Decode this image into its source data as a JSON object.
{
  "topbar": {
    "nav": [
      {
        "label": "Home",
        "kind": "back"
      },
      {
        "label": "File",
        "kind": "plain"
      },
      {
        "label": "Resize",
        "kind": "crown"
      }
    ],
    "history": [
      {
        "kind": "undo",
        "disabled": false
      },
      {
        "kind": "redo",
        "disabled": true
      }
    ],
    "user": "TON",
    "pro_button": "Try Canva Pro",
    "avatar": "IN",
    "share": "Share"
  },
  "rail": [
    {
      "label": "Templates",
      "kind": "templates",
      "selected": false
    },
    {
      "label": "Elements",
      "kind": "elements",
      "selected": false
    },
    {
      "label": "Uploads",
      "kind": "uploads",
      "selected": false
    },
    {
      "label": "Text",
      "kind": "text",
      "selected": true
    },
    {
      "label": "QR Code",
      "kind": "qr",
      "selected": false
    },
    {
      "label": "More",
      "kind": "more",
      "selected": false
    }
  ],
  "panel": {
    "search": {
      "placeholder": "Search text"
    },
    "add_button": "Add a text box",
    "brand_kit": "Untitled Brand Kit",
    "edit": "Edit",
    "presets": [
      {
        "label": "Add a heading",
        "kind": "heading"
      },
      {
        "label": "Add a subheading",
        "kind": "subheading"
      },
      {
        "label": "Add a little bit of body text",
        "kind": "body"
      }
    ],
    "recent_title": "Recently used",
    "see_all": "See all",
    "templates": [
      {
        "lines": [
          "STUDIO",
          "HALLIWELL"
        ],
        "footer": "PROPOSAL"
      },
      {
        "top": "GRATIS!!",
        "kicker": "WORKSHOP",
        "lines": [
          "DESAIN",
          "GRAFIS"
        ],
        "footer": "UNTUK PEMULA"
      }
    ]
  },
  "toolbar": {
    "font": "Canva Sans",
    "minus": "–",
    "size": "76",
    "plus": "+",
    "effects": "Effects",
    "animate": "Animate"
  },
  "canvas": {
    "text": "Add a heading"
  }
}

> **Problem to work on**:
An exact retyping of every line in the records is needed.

> **Response to this task**:
Decode this image into its source data as a JSON object.
{
  "topbar": {
    "nav": [
      {
        "label": "Home",
        "kind": "back"
      },
      {
        "label": "File",
        "kind": "plain"
      },
      {
        "label": "Resize",
        "kind": "crown"
      }
    ],
    "history": [
      {
        "kind": "undo",
        "disabled": false
      },
      {
        "kind": "redo",
        "disabled": true
      }
    ],
    "user": "TON",
    "pro_button": "Try Canva Pro",
    "avatar": "IN",
    "share": "Share"
  },
  "rail": [
    {
      "label": "Templates",
      "kind": "templates",
      "selected": false
    },
    {
      "label": "Elements",
      "kind": "elements",
      "selected": false
    },
    {
      "label": "Uploads",
      "kind": "uploads",
      "selected": false
    },
    {
      "label": "Text",
      "kind": "text",
      "selected": true
    },
    {
      "label": "QR Code",
      "kind": "qr",
      "selected": false
    },
    {
      "label": "More",
      "kind": "more",
      "selected": false
    }
  ],
  "panel": {
    "search": {
      "placeholder": "Search text"
    },
    "add_button": "Add a text box",
    "brand_kit": "Untitled Brand Kit",
    "edit": "Edit",
    "presets": [
      {
        "label": "Add a heading",
        "kind": "heading"
      },
      {
        "label": "Add a subheading",
        "kind": "subheading"
      },
      {
        "label": "Add a little bit of body text",
        "kind": "body"
      }
    ],
    "recent_title": "Recently used",
    "see_all": "See all",
    "templates": [
      {
        "lines": [
          "STUDIO",
          "HALLIWELL"
        ],
        "footer": "PROPOSAL"
      },
      {
        "top": "GRATIS!!",
        "kicker": "WORKSHOP",
        "lines": [
          "DESAIN",
          "GRAFIS"
        ],
        "footer": "UNTUK PEMULA"
      }
    ]
  },
  "toolbar": {
    "font": "Canva Sans",
    "minus": "–",
    "size": "76",
    "plus": "+",
    "effects": "Effects",
    "animate": "Animate"
  },
  "canvas": {
    "text": "Add a heading"
  }
}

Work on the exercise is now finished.